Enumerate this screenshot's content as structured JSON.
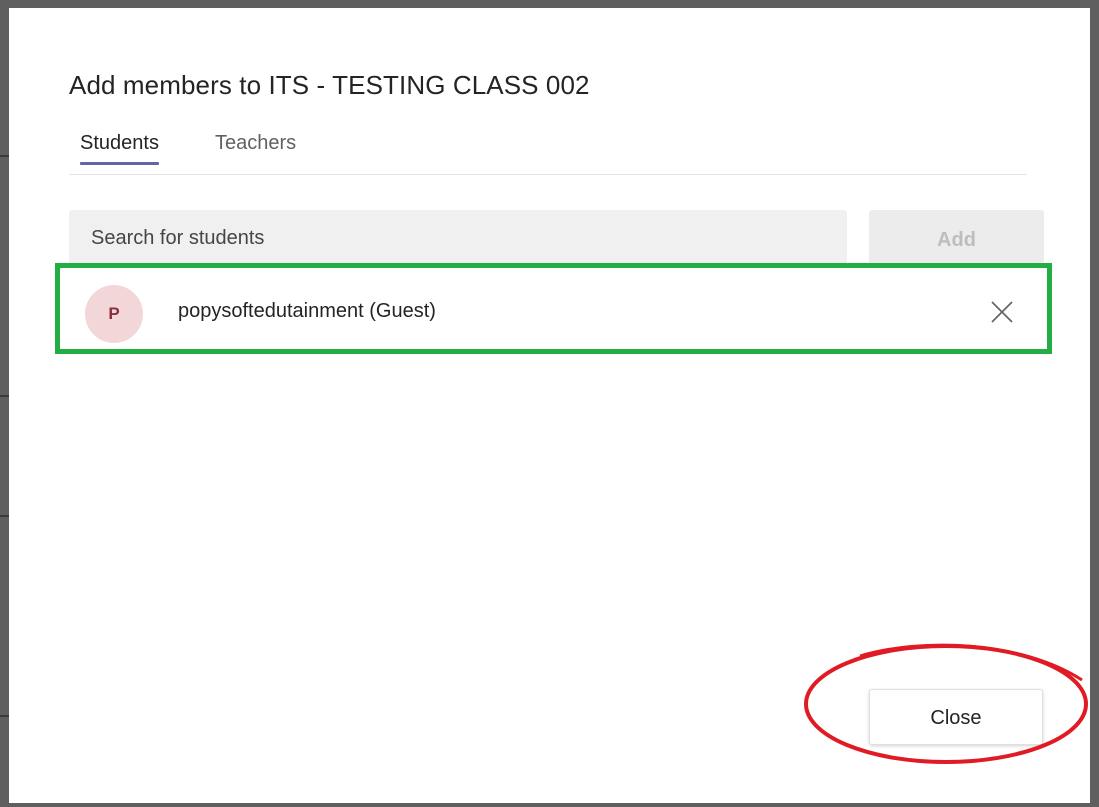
{
  "dialog": {
    "title": "Add members to ITS - TESTING CLASS 002"
  },
  "tabs": [
    {
      "label": "Students",
      "active": true
    },
    {
      "label": "Teachers",
      "active": false
    }
  ],
  "search": {
    "placeholder": "Search for students"
  },
  "add_button": {
    "label": "Add",
    "enabled": false
  },
  "selected_members": [
    {
      "initial": "P",
      "name": "popysoftedutainment (Guest)",
      "remove_icon": "close-icon"
    }
  ],
  "close_button": {
    "label": "Close"
  },
  "colors": {
    "accent": "#6264a7",
    "highlight_box": "#22ad45",
    "annotation_ellipse": "#e01b24",
    "avatar_bg": "#f3d6d8",
    "avatar_text": "#8a2f3c"
  }
}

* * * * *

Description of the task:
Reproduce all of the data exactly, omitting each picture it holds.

Written answer:
Enumerate this screenshot's content as structured JSON.
{
  "dialog": {
    "title": "Add members to ITS - TESTING CLASS 002"
  },
  "tabs": [
    {
      "label": "Students",
      "active": true
    },
    {
      "label": "Teachers",
      "active": false
    }
  ],
  "search": {
    "placeholder": "Search for students"
  },
  "add_button": {
    "label": "Add",
    "enabled": false
  },
  "selected_members": [
    {
      "initial": "P",
      "name": "popysoftedutainment (Guest)",
      "remove_icon": "close-icon"
    }
  ],
  "close_button": {
    "label": "Close"
  },
  "colors": {
    "accent": "#6264a7",
    "highlight_box": "#22ad45",
    "annotation_ellipse": "#e01b24",
    "avatar_bg": "#f3d6d8",
    "avatar_text": "#8a2f3c"
  }
}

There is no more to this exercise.